BRIEF >> In the records below, find every line that contains "Active" and list it.

EXTRACTED INFORMATION >>
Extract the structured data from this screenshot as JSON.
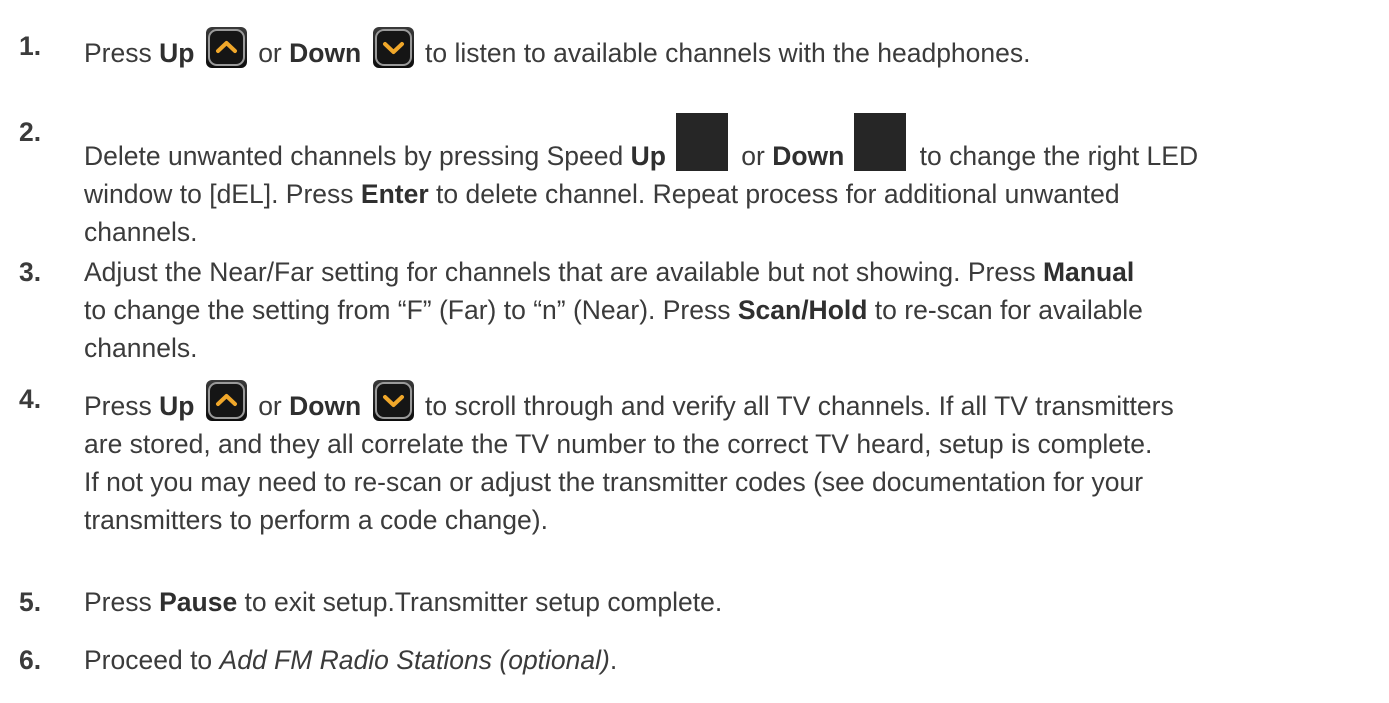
{
  "steps": [
    {
      "num": "1.",
      "t1": "Press ",
      "b1": "Up",
      "t2": " or ",
      "b2": "Down",
      "t3": " to listen to available channels with the headphones."
    },
    {
      "num": "2.",
      "t1": "Delete unwanted channels by pressing Speed ",
      "b1": "Up",
      "t2": " or ",
      "b2": "Down",
      "t3": " to change the right LED",
      "line2a": "window to [dEL]. Press ",
      "line2b": "Enter",
      "line2c": " to delete channel. Repeat process for additional unwanted",
      "line3": "channels."
    },
    {
      "num": "3.",
      "line1a": "Adjust the Near/Far setting for channels that are available but not showing. Press ",
      "line1b": "Manual",
      "line2a": "to change the setting from “F” (Far) to “n” (Near). Press ",
      "line2b": "Scan/Hold",
      "line2c": " to re-scan for available",
      "line3": "channels."
    },
    {
      "num": "4.",
      "t1": "Press ",
      "b1": "Up",
      "t2": " or ",
      "b2": "Down",
      "t3": " to scroll through and verify all TV channels. If all TV transmitters",
      "line2": "are stored, and they all correlate the TV number to the correct TV heard, setup is complete.",
      "line3": "If not you may need to re-scan or adjust the transmitter codes (see documentation for your",
      "line4": "transmitters to perform a code change)."
    },
    {
      "num": "5.",
      "t1": "Press ",
      "b1": "Pause",
      "t2": " to exit setup.Transmitter setup complete."
    },
    {
      "num": "6.",
      "t1": "Proceed to ",
      "i1": "Add FM Radio Stations (optional)",
      "t2": "."
    }
  ],
  "icons": {
    "up": "chevron-up-button-icon",
    "down": "chevron-down-button-icon",
    "speed": "speed-button-icon"
  },
  "colors": {
    "text": "#3b3b3b",
    "chevron": "#f0a72a",
    "button": "#1a1a1a"
  }
}
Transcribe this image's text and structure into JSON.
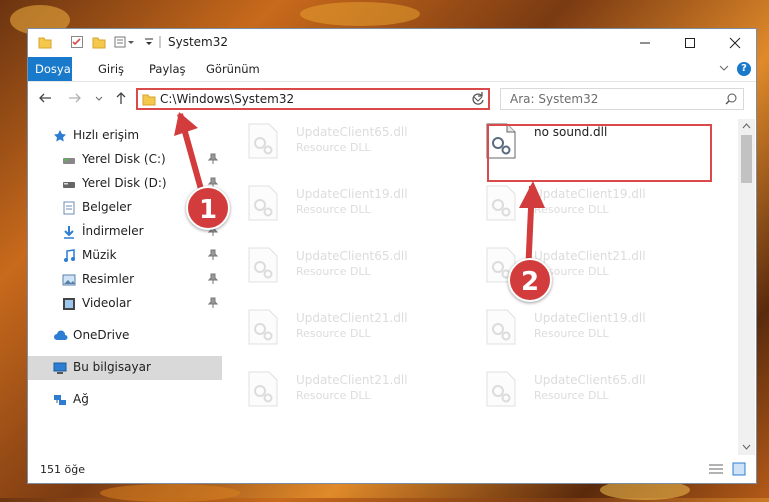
{
  "window": {
    "title": "System32"
  },
  "ribbon": {
    "tabs": [
      "Dosya",
      "Giriş",
      "Paylaş",
      "Görünüm"
    ],
    "help": "?"
  },
  "navigation": {
    "address": "C:\\Windows\\System32",
    "search_placeholder": "Ara: System32"
  },
  "sidebar": {
    "items": [
      {
        "label": "Hızlı erişim",
        "icon": "star-icon"
      },
      {
        "label": "Yerel Disk (C:)",
        "icon": "drive-icon"
      },
      {
        "label": "Yerel Disk (D:)",
        "icon": "drive-icon"
      },
      {
        "label": "Belgeler",
        "icon": "documents-icon"
      },
      {
        "label": "İndirmeler",
        "icon": "download-icon"
      },
      {
        "label": "Müzik",
        "icon": "music-icon"
      },
      {
        "label": "Resimler",
        "icon": "pictures-icon"
      },
      {
        "label": "Videolar",
        "icon": "videos-icon"
      },
      {
        "label": "OneDrive",
        "icon": "cloud-icon"
      },
      {
        "label": "Bu bilgisayar",
        "icon": "computer-icon"
      },
      {
        "label": "Ağ",
        "icon": "network-icon"
      }
    ]
  },
  "files": [
    {
      "name": "UpdateClient65.dll",
      "desc": "Resource DLL"
    },
    {
      "name": "no sound.dll",
      "desc": ""
    },
    {
      "name": "UpdateClient19.dll",
      "desc": "Resource DLL"
    },
    {
      "name": "UpdateClient19.dll",
      "desc": "Resource DLL"
    },
    {
      "name": "UpdateClient65.dll",
      "desc": "Resource DLL"
    },
    {
      "name": "UpdateClient21.dll",
      "desc": "Resource DLL"
    },
    {
      "name": "UpdateClient21.dll",
      "desc": "Resource DLL"
    },
    {
      "name": "UpdateClient19.dll",
      "desc": "Resource DLL"
    },
    {
      "name": "UpdateClient21.dll",
      "desc": "Resource DLL"
    },
    {
      "name": "UpdateClient65.dll",
      "desc": "Resource DLL"
    }
  ],
  "status": {
    "count": "151 öğe"
  },
  "callouts": [
    "1",
    "2"
  ],
  "colors": {
    "accent": "#1979ca",
    "highlight": "#d94a4a",
    "callout": "#d23c3c"
  }
}
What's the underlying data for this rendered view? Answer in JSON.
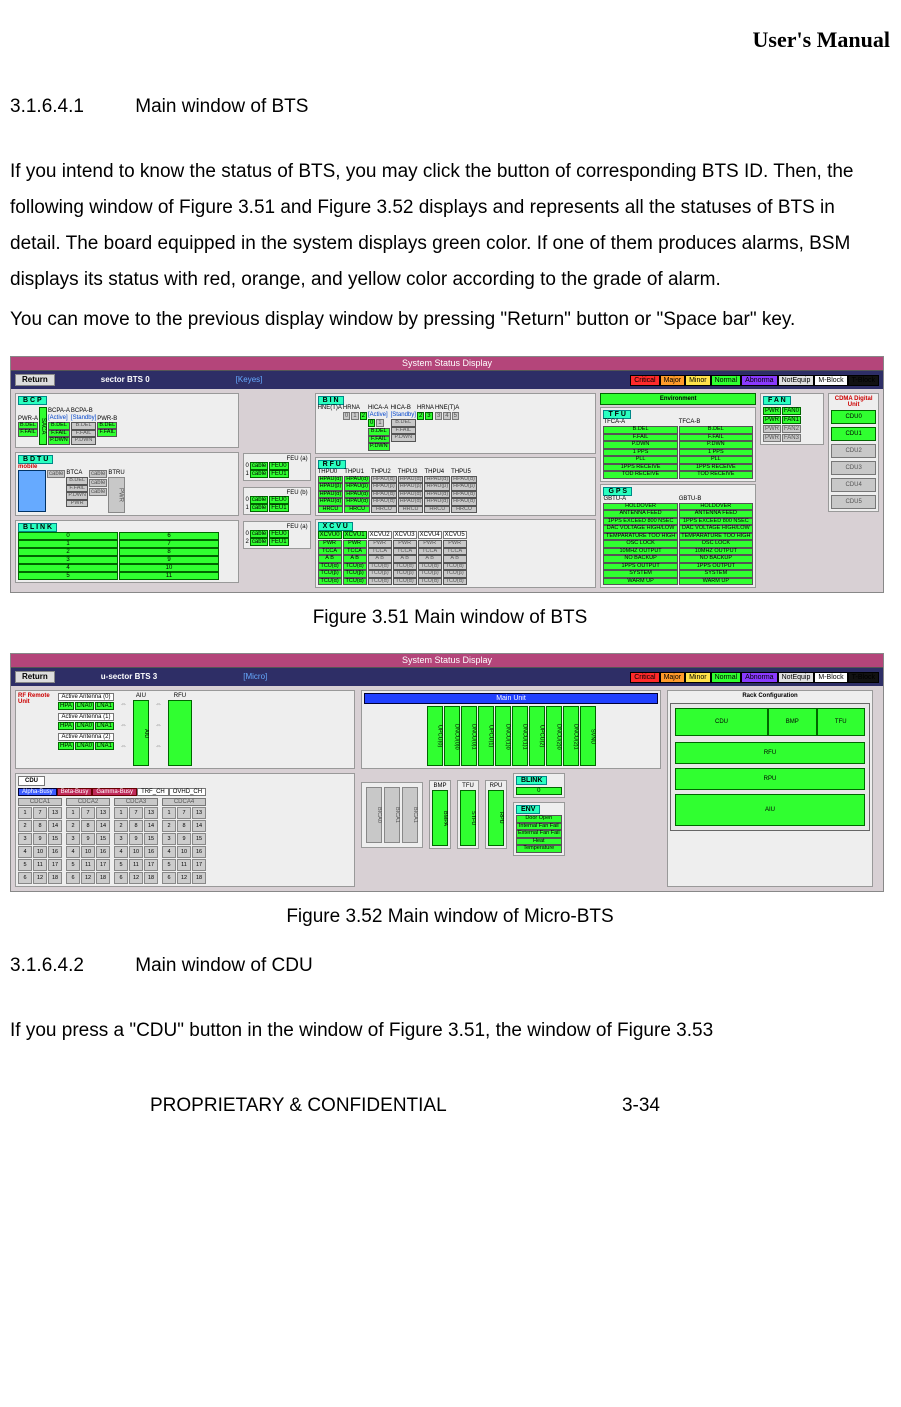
{
  "header": {
    "title": "User's Manual"
  },
  "section1": {
    "number": "3.1.6.4.1",
    "title": "Main window of BTS",
    "para1": "If you intend to know the status of BTS, you may click the button of corresponding BTS ID. Then, the following window of Figure 3.51 and Figure 3.52 displays and represents all the statuses of BTS in detail. The board equipped in the system displays green color. If one of them produces alarms, BSM displays its status with red, orange, and yellow color according to the grade of alarm.",
    "para2": "You can move to the previous display window by pressing \"Return\" button or \"Space bar\" key."
  },
  "figure51": {
    "titlebar": "System Status Display",
    "toolbar": {
      "return": "Return",
      "label": "sector BTS    0",
      "bracket": "[Keyes]"
    },
    "legend": {
      "critical": "Critical",
      "major": "Major",
      "minor": "Minor",
      "normal": "Normal",
      "abnormal": "Abnorma",
      "notequip": "NotEquip",
      "mblock": "M-Block",
      "tblock": "T-Block"
    },
    "bcp": {
      "label": "B C P",
      "pwr_a": "PWR-A",
      "pwr_b": "PWR-B",
      "saca": "SACA",
      "bcpa_a": "BCPA-A",
      "bcpa_a_state": "[Active]",
      "bcpa_b": "BCPA-B",
      "bcpa_b_state": "[Standby]",
      "lines": [
        "B.DEL",
        "F.FAIL",
        "P.DWN"
      ],
      "side": [
        "B.DEL",
        "F.FAIL"
      ]
    },
    "bdtu": {
      "label": "B D T U",
      "mobile": "mobile",
      "btca": "BTCA",
      "btru": "BTRU",
      "cable": "cable",
      "pwr": "PWR",
      "lines": [
        "B.DEL",
        "F.FAIL",
        "P.DWN",
        "PWR"
      ]
    },
    "blink": {
      "label": "B L I N K",
      "rows_left": [
        "0",
        "1",
        "2",
        "3",
        "4",
        "5"
      ],
      "rows_right": [
        "6",
        "7",
        "8",
        "9",
        "10",
        "11"
      ]
    },
    "bin": {
      "label": "B I N",
      "cols": [
        "HNE(T)A",
        "HRNA",
        "HICA-A",
        "HICA-B",
        "HRNA",
        "HNE(T)A"
      ],
      "hica_a_state": "[Active]",
      "hica_b_state": "[Standby]",
      "nums_l": [
        "0",
        "1",
        "2"
      ],
      "nums_m": [
        "0",
        "1"
      ],
      "nums_r": [
        "2",
        "3",
        "3",
        "4",
        "5"
      ],
      "lines": [
        "B.DEL",
        "F.FAIL",
        "P.DWN"
      ]
    },
    "rfu": {
      "label": "R F U",
      "feu": [
        "FEU (a)",
        "FEU (b)",
        "FEU (a)"
      ],
      "feu_items": [
        "cable",
        "FEU0",
        "cable",
        "FEU1"
      ],
      "thp_cols": [
        "THPU0",
        "THPU1",
        "THPU2",
        "THPU3",
        "THPU4",
        "THPU5"
      ],
      "hp_rows": [
        "HPAU(α)",
        "HPAU(β)",
        "HPAU(α)",
        "HPAU(α)",
        "HRCU"
      ]
    },
    "xcvu": {
      "label": "X C V U",
      "cols": [
        "XCVU0",
        "XCVU1",
        "XCVU2",
        "XCVU3",
        "XCVU4",
        "XCVU5"
      ],
      "rows": [
        "PWR",
        "TCCA",
        "A  B",
        "TCU(α)",
        "TCU(β)",
        "TCU(α)"
      ]
    },
    "env": {
      "button": "Environment",
      "tfu": "T F U",
      "tfca_a": "TFCA-A",
      "tfca_b": "TFCA-B",
      "tfca_lines": [
        "B.DEL",
        "F.FAIL",
        "P.DWN",
        "1 PPS",
        "PLL",
        "1PPS RECEIVE",
        "TOD RECEIVE"
      ],
      "gps": "G P S",
      "gbtu_a": "GBTU-A",
      "gbtu_b": "GBTU-B",
      "gps_lines": [
        "HOLDOVER",
        "ANTENNA FEED",
        "1PPS EXCEED 800 NSEC",
        "DAC VOLTAGE HIGH/LOW",
        "TEMPARATURE TOO HIGH",
        "OSC LOCK",
        "10MHZ OUTPUT",
        "NO BACKUP",
        "1PPS OUTPUT",
        "SYSTEM",
        "WARM UP"
      ]
    },
    "fan": {
      "label": "F A N",
      "rows": [
        [
          "PWR",
          "FAN0"
        ],
        [
          "PWR",
          "FAN1"
        ],
        [
          "PWR",
          "FAN2"
        ],
        [
          "PWR",
          "FAN3"
        ]
      ]
    },
    "cdma": {
      "title": "CDMA Digital Unit",
      "units": [
        "CDU0",
        "CDU1",
        "CDU2",
        "CDU3",
        "CDU4",
        "CDU5"
      ]
    },
    "caption": "Figure 3.51 Main window of BTS"
  },
  "figure52": {
    "titlebar": "System Status Display",
    "toolbar": {
      "return": "Return",
      "label": "u-sector BTS    3",
      "bracket": "[Micro]"
    },
    "rf": {
      "title": "RF Remote Unit",
      "antennas": [
        "Active Antenna (0)",
        "Active Antenna (1)",
        "Active Antenna (2)"
      ],
      "row": [
        "HPA",
        "LNA0",
        "LNA1"
      ],
      "aiu": "AIU",
      "rfu": "RFU",
      "aiu_v": "AIU"
    },
    "main_unit": {
      "title": "Main Unit",
      "slots": [
        "UPCU(0)",
        "DNCU(0)0",
        "DNCU(0)1",
        "UPCU(1)",
        "DNCU(1)0",
        "DNCU(1)1",
        "UPCU(2)",
        "DNCU(2)0",
        "DNCU(2)1",
        "SVNU"
      ]
    },
    "rack": {
      "title": "Rack Configuration",
      "row1": [
        "CDU",
        "BMP",
        "TFU"
      ],
      "rows": [
        "RFU",
        "RPU",
        "AIU"
      ]
    },
    "cdu": {
      "label": "CDU",
      "tabs": [
        "Alpha-Busy",
        "Beta-Busy",
        "Gamma-Busy",
        "TRF_CH",
        "OVHD_CH"
      ],
      "groups": [
        "CDCA1",
        "CDCA2",
        "CDCA3",
        "CDCA4"
      ],
      "cells": [
        "1",
        "7",
        "13",
        "2",
        "8",
        "14",
        "3",
        "9",
        "15",
        "4",
        "10",
        "16",
        "5",
        "11",
        "17",
        "6",
        "12",
        "18"
      ]
    },
    "mid": {
      "bica": [
        "BICA0",
        "BICA1",
        "BICA1"
      ],
      "bmp": "BMP",
      "tfu": "TFU",
      "rpu": "RPU",
      "bmpa": "BMPA",
      "stfu": "STFU",
      "rpu_v": "RPU"
    },
    "blink": {
      "label": "BLINK",
      "val": "0"
    },
    "env": {
      "label": "ENV",
      "rows": [
        "Door Open",
        "Internal Fan Fail",
        "External Fan Fail",
        "Heat",
        "Temperature"
      ]
    },
    "caption": "Figure 3.52 Main window of Micro-BTS"
  },
  "section2": {
    "number": "3.1.6.4.2",
    "title": "Main window of CDU",
    "para": "If you press a \"CDU\" button in the window of Figure 3.51, the window of Figure 3.53"
  },
  "footer": {
    "left": "PROPRIETARY & CONFIDENTIAL",
    "right": "3-34"
  }
}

EXPECTED ANSWER >>
      "bcpa_a_state": "[Active]",
      "hica_a_state": "[Active]",
        "Active Antenna (0)",
        "Active Antenna (1)",
        "Active Antenna (2)"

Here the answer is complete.